Start of MATERIAL TO PROCESS
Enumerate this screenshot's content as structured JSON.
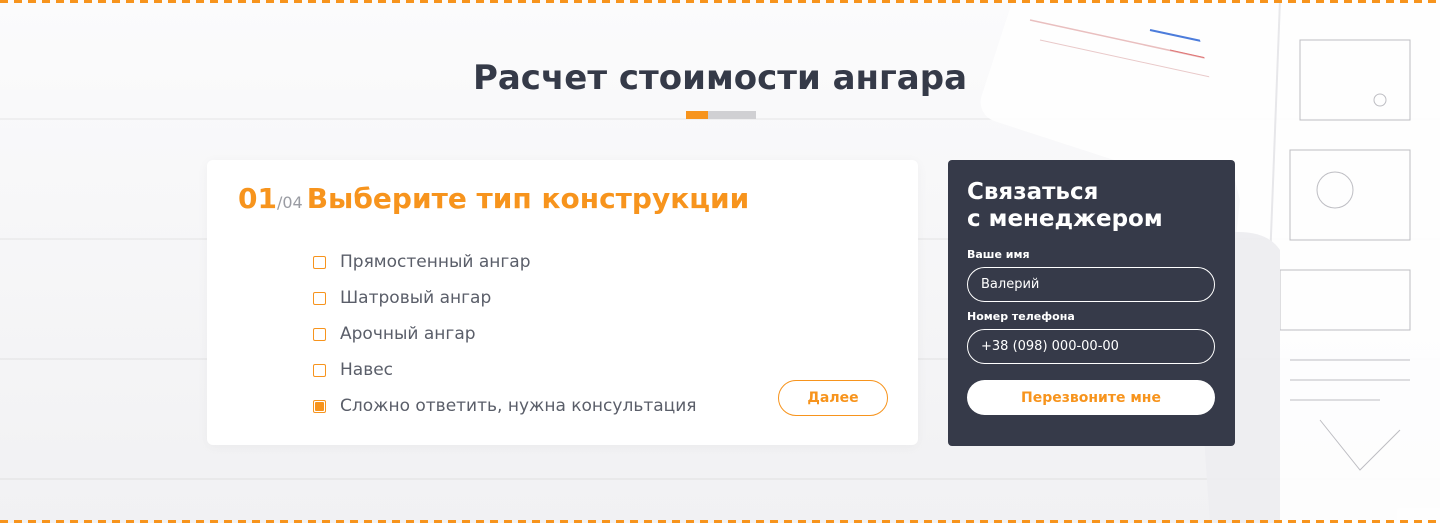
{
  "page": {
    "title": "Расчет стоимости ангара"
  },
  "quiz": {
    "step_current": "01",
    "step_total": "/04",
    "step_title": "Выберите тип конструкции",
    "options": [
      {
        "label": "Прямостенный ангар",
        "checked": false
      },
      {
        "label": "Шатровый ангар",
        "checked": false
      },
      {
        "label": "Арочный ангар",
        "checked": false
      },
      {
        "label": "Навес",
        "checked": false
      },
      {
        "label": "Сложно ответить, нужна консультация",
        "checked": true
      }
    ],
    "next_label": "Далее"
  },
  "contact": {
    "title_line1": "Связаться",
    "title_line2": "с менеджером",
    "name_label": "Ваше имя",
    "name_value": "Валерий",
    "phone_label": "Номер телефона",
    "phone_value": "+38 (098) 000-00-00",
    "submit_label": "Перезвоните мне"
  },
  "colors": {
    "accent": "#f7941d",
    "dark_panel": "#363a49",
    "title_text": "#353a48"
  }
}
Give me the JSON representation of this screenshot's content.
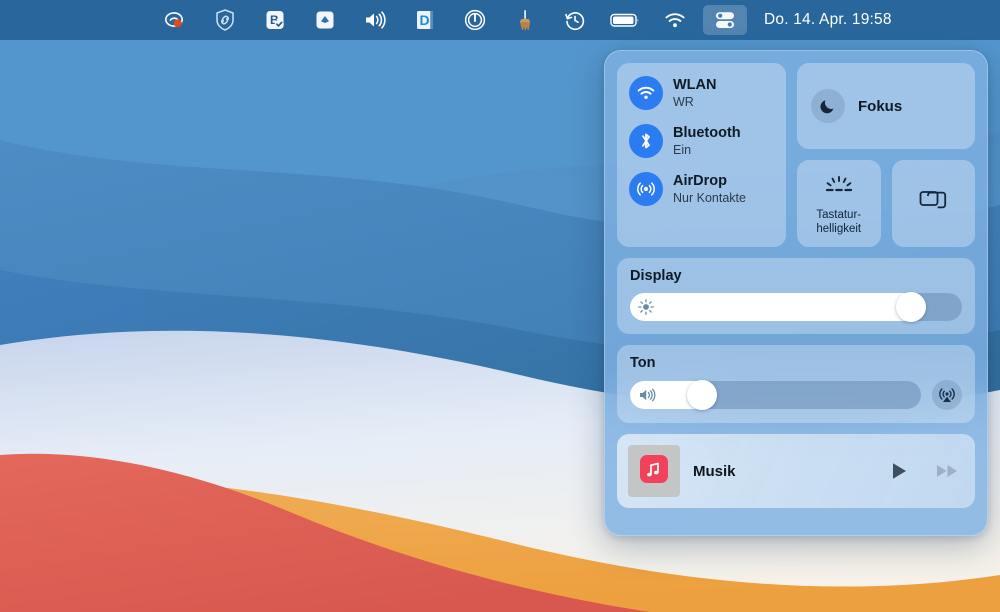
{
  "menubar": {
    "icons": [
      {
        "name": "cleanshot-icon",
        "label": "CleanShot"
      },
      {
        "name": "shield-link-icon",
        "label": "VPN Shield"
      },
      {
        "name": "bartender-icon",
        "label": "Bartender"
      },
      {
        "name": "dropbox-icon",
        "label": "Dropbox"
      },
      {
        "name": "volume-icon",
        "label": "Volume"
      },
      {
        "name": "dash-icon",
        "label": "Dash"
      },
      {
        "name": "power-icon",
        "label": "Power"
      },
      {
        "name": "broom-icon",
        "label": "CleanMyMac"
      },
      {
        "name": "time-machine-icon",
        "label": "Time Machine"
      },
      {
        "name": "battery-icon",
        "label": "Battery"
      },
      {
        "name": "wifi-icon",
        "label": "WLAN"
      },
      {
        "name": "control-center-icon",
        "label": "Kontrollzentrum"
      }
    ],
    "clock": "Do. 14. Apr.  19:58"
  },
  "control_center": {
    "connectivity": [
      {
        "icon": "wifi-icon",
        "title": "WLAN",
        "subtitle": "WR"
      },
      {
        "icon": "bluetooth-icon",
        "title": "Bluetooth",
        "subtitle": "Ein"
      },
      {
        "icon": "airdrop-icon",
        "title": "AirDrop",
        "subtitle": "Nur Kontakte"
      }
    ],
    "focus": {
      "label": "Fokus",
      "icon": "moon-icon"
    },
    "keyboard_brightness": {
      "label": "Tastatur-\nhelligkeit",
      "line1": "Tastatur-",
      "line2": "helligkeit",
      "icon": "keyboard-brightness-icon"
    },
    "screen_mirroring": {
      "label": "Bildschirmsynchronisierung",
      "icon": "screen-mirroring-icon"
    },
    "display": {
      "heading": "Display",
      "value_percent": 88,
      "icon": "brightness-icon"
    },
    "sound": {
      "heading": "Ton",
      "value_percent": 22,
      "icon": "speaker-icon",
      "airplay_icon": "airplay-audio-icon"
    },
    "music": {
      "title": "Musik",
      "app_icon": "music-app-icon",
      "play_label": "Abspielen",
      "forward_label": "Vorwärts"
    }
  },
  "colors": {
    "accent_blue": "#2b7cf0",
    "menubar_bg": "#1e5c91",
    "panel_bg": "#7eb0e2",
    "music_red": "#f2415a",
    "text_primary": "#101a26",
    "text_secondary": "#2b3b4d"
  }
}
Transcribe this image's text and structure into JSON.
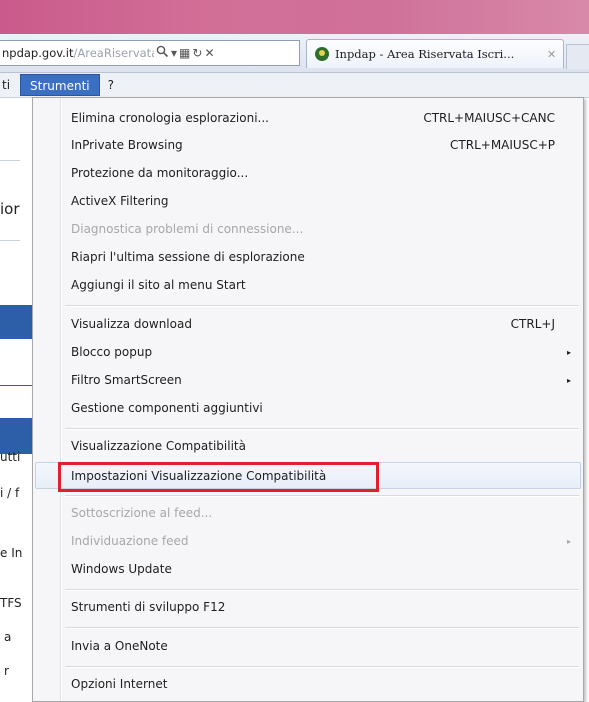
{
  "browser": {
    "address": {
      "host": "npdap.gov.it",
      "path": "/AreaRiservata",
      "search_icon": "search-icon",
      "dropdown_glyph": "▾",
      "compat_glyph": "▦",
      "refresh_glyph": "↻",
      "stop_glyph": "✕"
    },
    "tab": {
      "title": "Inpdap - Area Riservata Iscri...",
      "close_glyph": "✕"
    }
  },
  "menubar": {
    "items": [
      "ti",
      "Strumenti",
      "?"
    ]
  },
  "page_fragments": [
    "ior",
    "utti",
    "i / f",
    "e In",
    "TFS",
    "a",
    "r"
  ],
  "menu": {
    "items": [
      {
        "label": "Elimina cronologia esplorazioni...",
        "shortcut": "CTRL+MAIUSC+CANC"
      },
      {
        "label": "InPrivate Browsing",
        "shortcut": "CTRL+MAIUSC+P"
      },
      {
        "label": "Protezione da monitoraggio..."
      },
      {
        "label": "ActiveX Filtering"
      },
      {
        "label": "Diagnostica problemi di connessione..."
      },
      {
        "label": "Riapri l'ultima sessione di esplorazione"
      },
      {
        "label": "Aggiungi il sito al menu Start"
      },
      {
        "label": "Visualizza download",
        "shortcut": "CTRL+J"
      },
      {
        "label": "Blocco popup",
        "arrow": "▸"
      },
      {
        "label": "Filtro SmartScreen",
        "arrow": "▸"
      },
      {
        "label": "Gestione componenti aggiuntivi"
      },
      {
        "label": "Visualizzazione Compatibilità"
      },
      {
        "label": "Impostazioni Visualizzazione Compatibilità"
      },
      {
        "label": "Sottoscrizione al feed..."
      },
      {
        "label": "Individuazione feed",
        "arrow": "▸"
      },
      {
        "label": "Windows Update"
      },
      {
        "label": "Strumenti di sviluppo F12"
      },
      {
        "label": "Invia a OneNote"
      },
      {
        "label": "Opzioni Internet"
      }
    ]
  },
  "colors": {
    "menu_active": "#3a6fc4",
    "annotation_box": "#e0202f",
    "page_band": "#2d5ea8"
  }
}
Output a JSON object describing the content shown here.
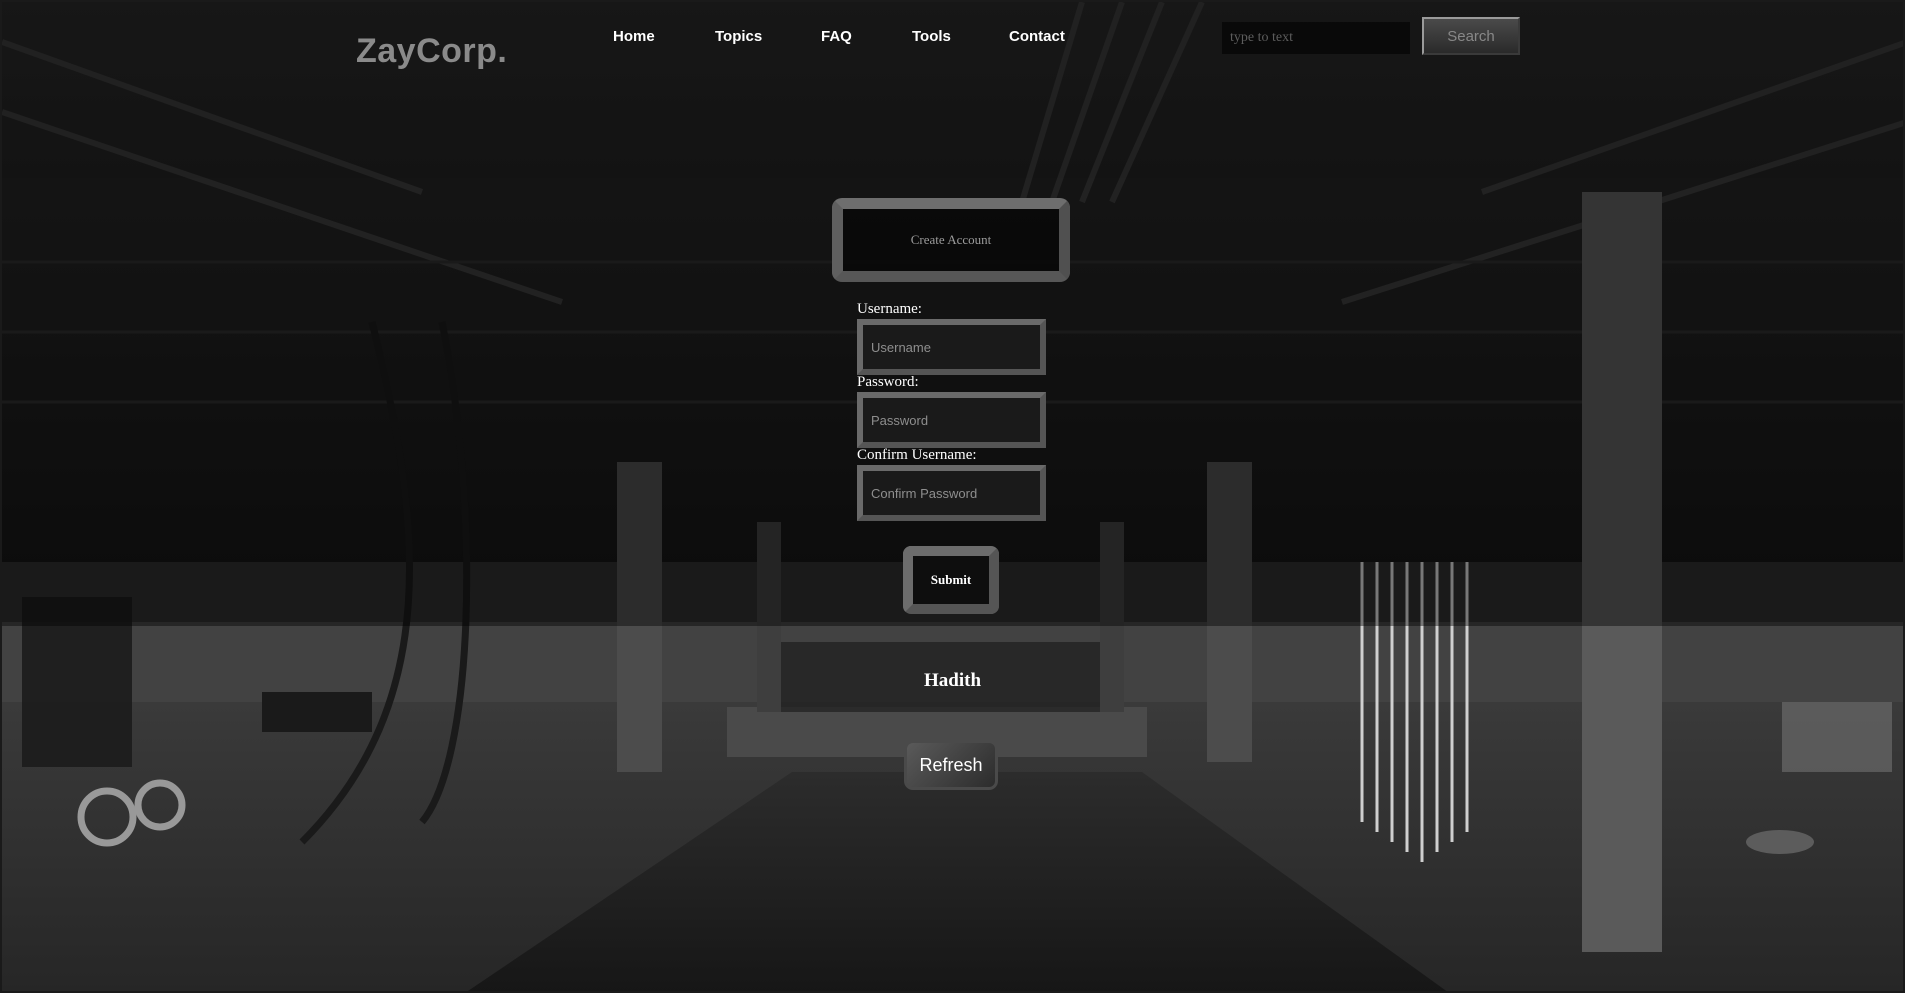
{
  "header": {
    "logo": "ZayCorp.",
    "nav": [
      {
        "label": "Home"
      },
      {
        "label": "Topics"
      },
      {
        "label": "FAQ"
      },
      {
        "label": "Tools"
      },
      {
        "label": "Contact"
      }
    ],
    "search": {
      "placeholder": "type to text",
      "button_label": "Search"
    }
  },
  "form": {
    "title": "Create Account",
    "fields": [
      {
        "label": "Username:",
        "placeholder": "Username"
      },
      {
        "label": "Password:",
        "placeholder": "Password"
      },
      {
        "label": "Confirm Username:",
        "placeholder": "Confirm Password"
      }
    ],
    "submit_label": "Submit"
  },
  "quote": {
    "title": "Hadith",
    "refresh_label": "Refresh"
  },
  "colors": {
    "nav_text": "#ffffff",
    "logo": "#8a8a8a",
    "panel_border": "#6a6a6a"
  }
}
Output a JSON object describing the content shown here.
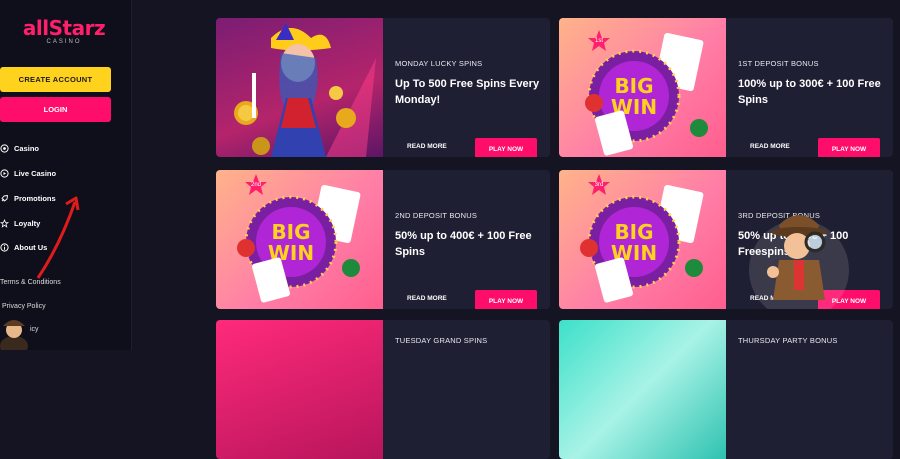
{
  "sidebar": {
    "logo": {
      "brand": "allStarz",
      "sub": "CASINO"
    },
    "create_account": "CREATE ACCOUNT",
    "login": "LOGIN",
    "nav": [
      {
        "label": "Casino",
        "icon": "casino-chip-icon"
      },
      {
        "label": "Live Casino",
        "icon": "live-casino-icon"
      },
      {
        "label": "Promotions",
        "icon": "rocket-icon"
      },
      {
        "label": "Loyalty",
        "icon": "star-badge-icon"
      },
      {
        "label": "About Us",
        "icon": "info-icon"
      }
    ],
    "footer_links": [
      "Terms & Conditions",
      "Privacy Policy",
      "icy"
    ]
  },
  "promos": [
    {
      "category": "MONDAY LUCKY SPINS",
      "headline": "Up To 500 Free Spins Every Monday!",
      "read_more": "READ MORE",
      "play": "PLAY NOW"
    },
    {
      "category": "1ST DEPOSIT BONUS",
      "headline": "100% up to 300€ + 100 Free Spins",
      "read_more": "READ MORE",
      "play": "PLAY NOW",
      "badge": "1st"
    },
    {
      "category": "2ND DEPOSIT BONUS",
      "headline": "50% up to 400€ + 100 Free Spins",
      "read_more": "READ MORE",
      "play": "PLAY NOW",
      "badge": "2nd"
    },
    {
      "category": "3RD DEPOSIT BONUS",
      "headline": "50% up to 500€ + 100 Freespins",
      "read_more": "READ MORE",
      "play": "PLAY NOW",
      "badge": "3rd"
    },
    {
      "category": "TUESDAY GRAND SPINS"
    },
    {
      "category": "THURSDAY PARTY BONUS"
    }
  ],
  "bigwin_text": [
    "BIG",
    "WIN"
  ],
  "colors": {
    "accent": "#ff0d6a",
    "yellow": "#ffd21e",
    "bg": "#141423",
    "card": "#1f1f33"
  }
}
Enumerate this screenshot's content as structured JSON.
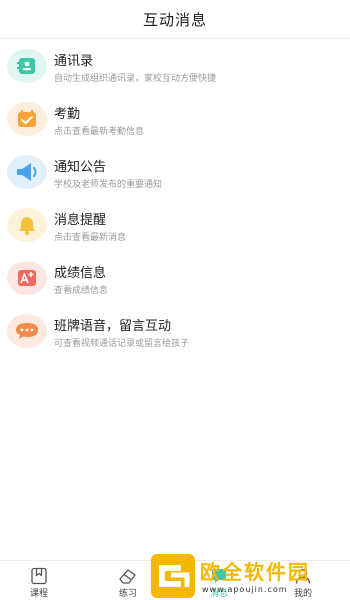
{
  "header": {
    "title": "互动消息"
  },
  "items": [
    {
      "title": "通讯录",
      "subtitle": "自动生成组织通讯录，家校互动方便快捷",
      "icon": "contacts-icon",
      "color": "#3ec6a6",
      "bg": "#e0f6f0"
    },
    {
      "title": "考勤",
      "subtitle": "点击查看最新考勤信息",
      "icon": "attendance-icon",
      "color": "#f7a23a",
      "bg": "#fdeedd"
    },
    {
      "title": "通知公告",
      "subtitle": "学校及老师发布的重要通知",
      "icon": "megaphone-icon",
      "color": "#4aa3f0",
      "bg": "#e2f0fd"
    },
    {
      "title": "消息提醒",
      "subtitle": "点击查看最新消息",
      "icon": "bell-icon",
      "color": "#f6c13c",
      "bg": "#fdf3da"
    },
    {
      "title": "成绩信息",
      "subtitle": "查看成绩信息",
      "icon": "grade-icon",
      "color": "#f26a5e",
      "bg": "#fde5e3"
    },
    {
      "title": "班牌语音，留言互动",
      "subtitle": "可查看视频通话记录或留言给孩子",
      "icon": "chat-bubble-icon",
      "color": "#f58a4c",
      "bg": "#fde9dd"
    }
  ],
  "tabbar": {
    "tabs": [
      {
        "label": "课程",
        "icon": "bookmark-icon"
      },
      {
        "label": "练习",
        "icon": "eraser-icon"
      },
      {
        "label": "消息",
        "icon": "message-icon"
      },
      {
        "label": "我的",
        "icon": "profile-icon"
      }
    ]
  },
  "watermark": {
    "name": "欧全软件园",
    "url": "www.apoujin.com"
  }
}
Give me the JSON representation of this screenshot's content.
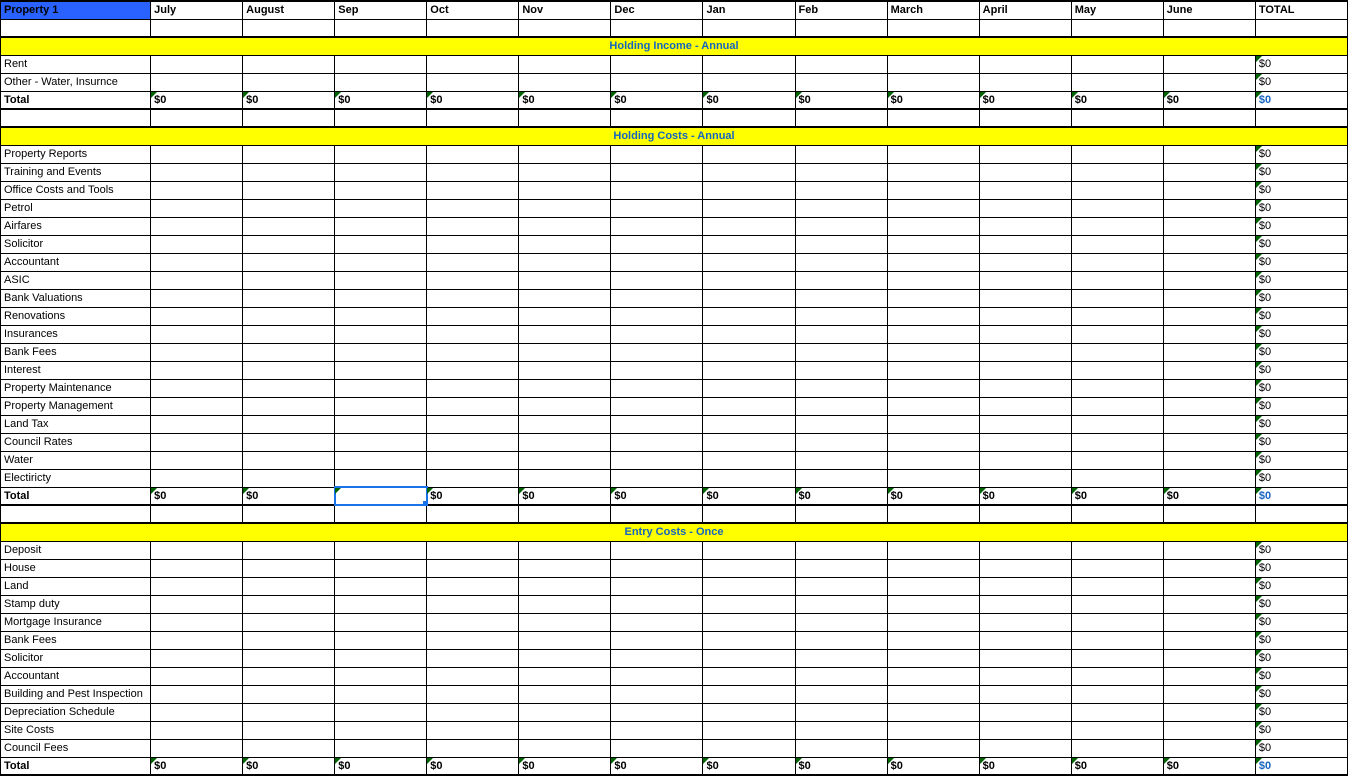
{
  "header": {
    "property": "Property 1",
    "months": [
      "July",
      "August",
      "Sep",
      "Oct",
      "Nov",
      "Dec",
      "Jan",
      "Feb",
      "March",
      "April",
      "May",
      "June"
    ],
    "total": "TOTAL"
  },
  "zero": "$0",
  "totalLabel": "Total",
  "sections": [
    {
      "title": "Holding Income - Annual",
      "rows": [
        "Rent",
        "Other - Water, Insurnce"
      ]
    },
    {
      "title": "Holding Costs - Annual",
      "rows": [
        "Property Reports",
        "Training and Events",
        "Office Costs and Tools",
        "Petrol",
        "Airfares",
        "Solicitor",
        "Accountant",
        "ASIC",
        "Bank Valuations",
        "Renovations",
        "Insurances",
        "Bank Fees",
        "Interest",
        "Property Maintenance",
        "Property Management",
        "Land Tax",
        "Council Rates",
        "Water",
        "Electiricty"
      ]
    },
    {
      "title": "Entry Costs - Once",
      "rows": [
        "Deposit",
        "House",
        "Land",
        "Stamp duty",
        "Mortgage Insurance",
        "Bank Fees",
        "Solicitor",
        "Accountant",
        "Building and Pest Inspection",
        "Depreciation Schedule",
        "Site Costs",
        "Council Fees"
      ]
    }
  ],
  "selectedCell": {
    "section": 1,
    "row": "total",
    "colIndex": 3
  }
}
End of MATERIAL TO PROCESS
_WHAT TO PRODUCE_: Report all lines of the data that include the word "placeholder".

_EXERCISE RESPONSE_:
      "placeholder": "type to text",
        "placeholder": "Username"
        "placeholder": "Password"
        "placeholder": "Confirm Password"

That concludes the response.